Esperanza Spalding is the girl whose concert you do not go to with your boyfriend, if you are prone to jealousy. For those in need of directions for embroidering the voodoo doll, she is a caramel-skinned, long-legged, afro-clad, airy-voiced and indisputably talented American jazz bassist. And somehow, despite the Grammy award and the man-sized instrument, she has an expressive naturalness that makes her at once approachable and easily idolised.
To prove the theory, Google her performance of Lauryn Hill’s ‘Tell Me’ before listening to the newest addition to her oeuvre ‘Radio Music Society’. If you then succeed in reaching the end of the album without either falling in love, or clasping desperately green-eyed onto that dud rhyme in ‘Cinnamon Tree’, you are either: too intimidated to fall for a flawless woman, a chaste saint of a girlfriend, or a direct descendent of John Coltrane.

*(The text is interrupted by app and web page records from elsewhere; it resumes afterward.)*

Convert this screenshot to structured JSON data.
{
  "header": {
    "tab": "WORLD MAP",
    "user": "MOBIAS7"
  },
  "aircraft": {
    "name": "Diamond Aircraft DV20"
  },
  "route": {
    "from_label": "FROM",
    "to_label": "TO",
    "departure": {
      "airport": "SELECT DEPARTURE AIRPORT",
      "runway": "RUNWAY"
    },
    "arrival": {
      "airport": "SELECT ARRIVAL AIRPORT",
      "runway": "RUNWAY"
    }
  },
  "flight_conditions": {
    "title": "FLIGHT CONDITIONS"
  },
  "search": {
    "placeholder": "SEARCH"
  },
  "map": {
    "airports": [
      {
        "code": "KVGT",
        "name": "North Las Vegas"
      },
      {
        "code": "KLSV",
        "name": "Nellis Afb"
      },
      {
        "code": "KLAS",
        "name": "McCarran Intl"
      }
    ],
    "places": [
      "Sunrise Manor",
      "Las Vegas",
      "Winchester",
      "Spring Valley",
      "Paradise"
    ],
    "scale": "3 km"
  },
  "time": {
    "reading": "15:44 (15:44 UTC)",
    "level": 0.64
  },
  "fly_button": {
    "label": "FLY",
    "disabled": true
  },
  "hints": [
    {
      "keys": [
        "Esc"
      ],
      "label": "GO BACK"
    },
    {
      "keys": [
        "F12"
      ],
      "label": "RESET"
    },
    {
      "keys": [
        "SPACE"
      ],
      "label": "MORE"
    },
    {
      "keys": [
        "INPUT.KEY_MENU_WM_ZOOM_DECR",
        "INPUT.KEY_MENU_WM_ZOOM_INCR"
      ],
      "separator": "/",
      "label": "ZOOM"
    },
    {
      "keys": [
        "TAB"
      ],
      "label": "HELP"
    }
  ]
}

As the bitchy jealous listener variety, this reviewer has been zooming in at 200% and scanning the area for blackheads. Finding flaws in the album is difficult, because her voice never falters. ‘Radio Song’ is a worthy opener, with an intriguing blend of the familiar and unpredictable. A pop-jazz fusion that is characteristic of Esperanza at her best; catchy refrains that seem easily singable until you tap your foot along and realise it’s actually quite quirky.

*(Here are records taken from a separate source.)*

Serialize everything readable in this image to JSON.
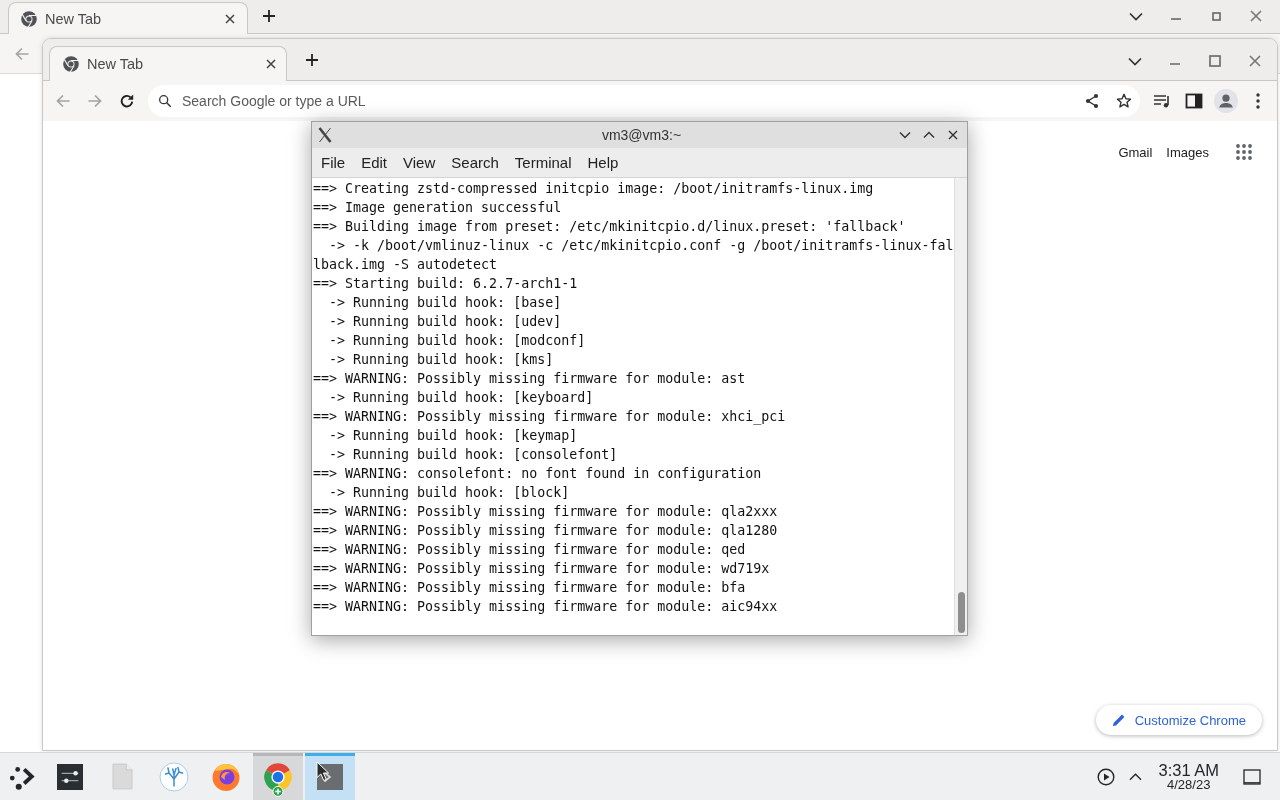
{
  "background_browser": {
    "tabs": [
      {
        "title": "New Tab",
        "selected": true
      }
    ],
    "nav": {
      "back_disabled": true
    }
  },
  "browser": {
    "tabs": [
      {
        "title": "New Tab",
        "selected": true
      }
    ],
    "nav": {
      "back_disabled": true,
      "forward_disabled": true
    },
    "address_bar": {
      "placeholder": "Search Google or type a URL"
    },
    "header_links": [
      "Gmail",
      "Images"
    ],
    "customize_button": "Customize Chrome"
  },
  "terminal": {
    "title": "vm3@vm3:~",
    "menu": [
      "File",
      "Edit",
      "View",
      "Search",
      "Terminal",
      "Help"
    ],
    "lines": [
      "==> Creating zstd-compressed initcpio image: /boot/initramfs-linux.img",
      "==> Image generation successful",
      "==> Building image from preset: /etc/mkinitcpio.d/linux.preset: 'fallback'",
      "  -> -k /boot/vmlinuz-linux -c /etc/mkinitcpio.conf -g /boot/initramfs-linux-fal",
      "lback.img -S autodetect",
      "==> Starting build: 6.2.7-arch1-1",
      "  -> Running build hook: [base]",
      "  -> Running build hook: [udev]",
      "  -> Running build hook: [modconf]",
      "  -> Running build hook: [kms]",
      "==> WARNING: Possibly missing firmware for module: ast",
      "  -> Running build hook: [keyboard]",
      "==> WARNING: Possibly missing firmware for module: xhci_pci",
      "  -> Running build hook: [keymap]",
      "  -> Running build hook: [consolefont]",
      "==> WARNING: consolefont: no font found in configuration",
      "  -> Running build hook: [block]",
      "==> WARNING: Possibly missing firmware for module: qla2xxx",
      "==> WARNING: Possibly missing firmware for module: qla1280",
      "==> WARNING: Possibly missing firmware for module: qed",
      "==> WARNING: Possibly missing firmware for module: wd719x",
      "==> WARNING: Possibly missing firmware for module: bfa",
      "==> WARNING: Possibly missing firmware for module: aic94xx"
    ]
  },
  "taskbar": {
    "apps": [
      {
        "kind": "launcher",
        "running": false,
        "selected": false
      },
      {
        "kind": "sliders",
        "running": false,
        "selected": false
      },
      {
        "kind": "document",
        "running": false,
        "selected": false
      },
      {
        "kind": "coral",
        "running": false,
        "selected": false
      },
      {
        "kind": "firefox",
        "running": false,
        "selected": false
      },
      {
        "kind": "chrome",
        "running": true,
        "selected": false
      },
      {
        "kind": "terminal",
        "running": true,
        "selected": true
      }
    ],
    "clock": {
      "time": "3:31 AM",
      "date": "4/28/23"
    }
  }
}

‘Crowned & Kissed’ has a similar groovy funk-soul feel, with Esperanza in every layer of the vocals like little unhatable minions. At certain ranges, and in the more RnB number ‘Black Gold’ there are hints of a modest Beyoncé, but her style usually remains reminiscent of a soulful chorister, particularly in ‘Land of the Free’; carefully accompanied by Hammond organ and a well-placed break in the jumping bass-lines and brass fills of the rest of the album’s instrumentation.

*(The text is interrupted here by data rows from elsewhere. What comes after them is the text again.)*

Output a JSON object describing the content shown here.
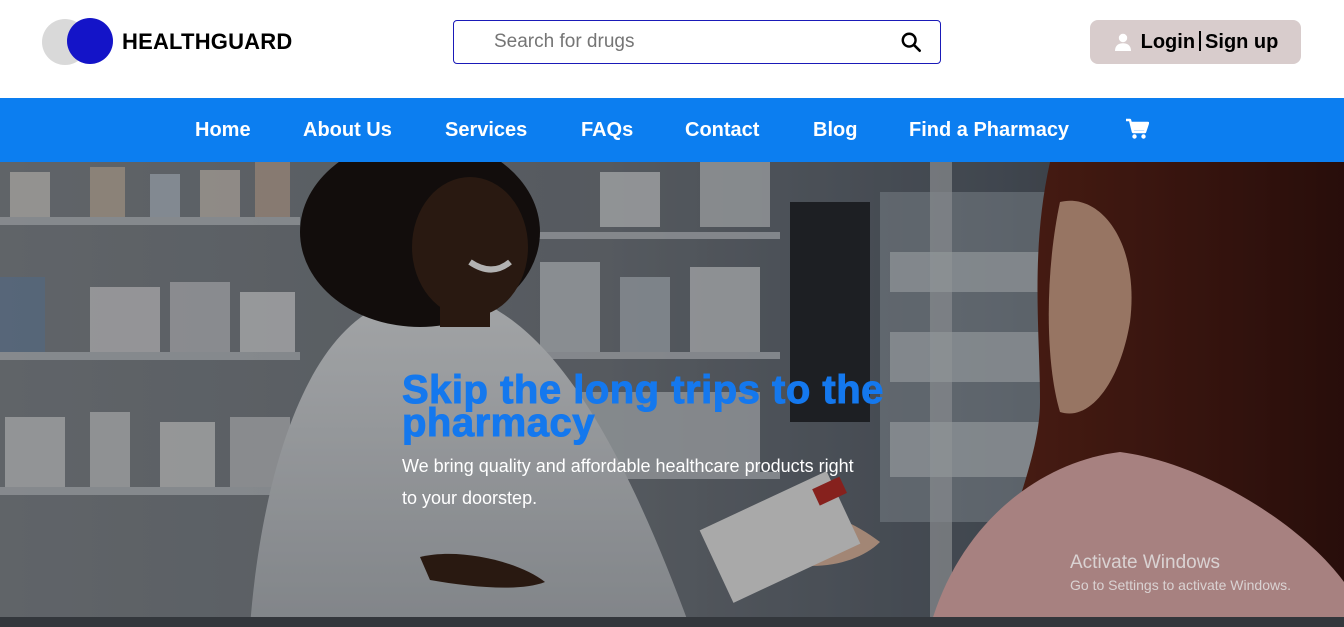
{
  "brand": {
    "name": "HEALTHGUARD"
  },
  "search": {
    "placeholder": "Search for drugs",
    "value": ""
  },
  "auth": {
    "login_label": "Login",
    "signup_label": "Sign up"
  },
  "nav": {
    "items": [
      {
        "label": "Home"
      },
      {
        "label": "About Us"
      },
      {
        "label": "Services"
      },
      {
        "label": "FAQs"
      },
      {
        "label": "Contact"
      },
      {
        "label": "Blog"
      },
      {
        "label": "Find a Pharmacy"
      }
    ],
    "cart_icon": "shopping-cart-icon"
  },
  "hero": {
    "title": "Skip the long trips to the pharmacy",
    "subtitle": "We bring quality and affordable healthcare products right to your doorstep."
  },
  "windows_watermark": {
    "title": "Activate Windows",
    "message": "Go to Settings to activate Windows."
  },
  "colors": {
    "brand_blue": "#1414c8",
    "nav_blue": "#0c7ef0",
    "hero_title": "#1478ee",
    "login_bg": "#d8cccc"
  }
}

However, close-up scrutiny does not help to pinpoint that crucial missing growl in all this prettiness. Though not lacking in eccentricity, it remains in many ways a lightweight album; quite tasty, but nevertheless noticeably low-calorie. It admirably resists pop predictability throughout, but on its journey away from the familiar forms it quotes it verges on the arbitrary. At times the production smells too strongly of the studio and the groove suffers from the faint aroma of that pizza the trumpeter probably ate just before he added his layer to the recording.
These are the moments where it wanders out of the jazz ensemble maintained beautifully in ‘Vague Suspicions’ and into the territory of more commercial music making. That being said, the album maintains a daydream-like quality throughout, so that songs often feel like melodies or bass-lines conceived instinctively in the shower and used as playthings for an ensemble of star-studded instrumentalists (Joe Lovano and Q-Tip, to name but a few) to jam on. Her composition and the music itself are impressive and admirable, but it often leaves you stroked and not entirely satisfied. Like a beguiling Bjork brainstorm the lyrics oscillate between being conversationally random or self-consciously lyrical, and it is often characterised by unusual musical ideas that are not entirely developed in a way that makes sense.
Overall the listening experience is certainly more than just beautiful, yet it falls short of being enthralling. Save the voodoo doll for the next album ladies…
Esperanza Spalding’s new album is available now.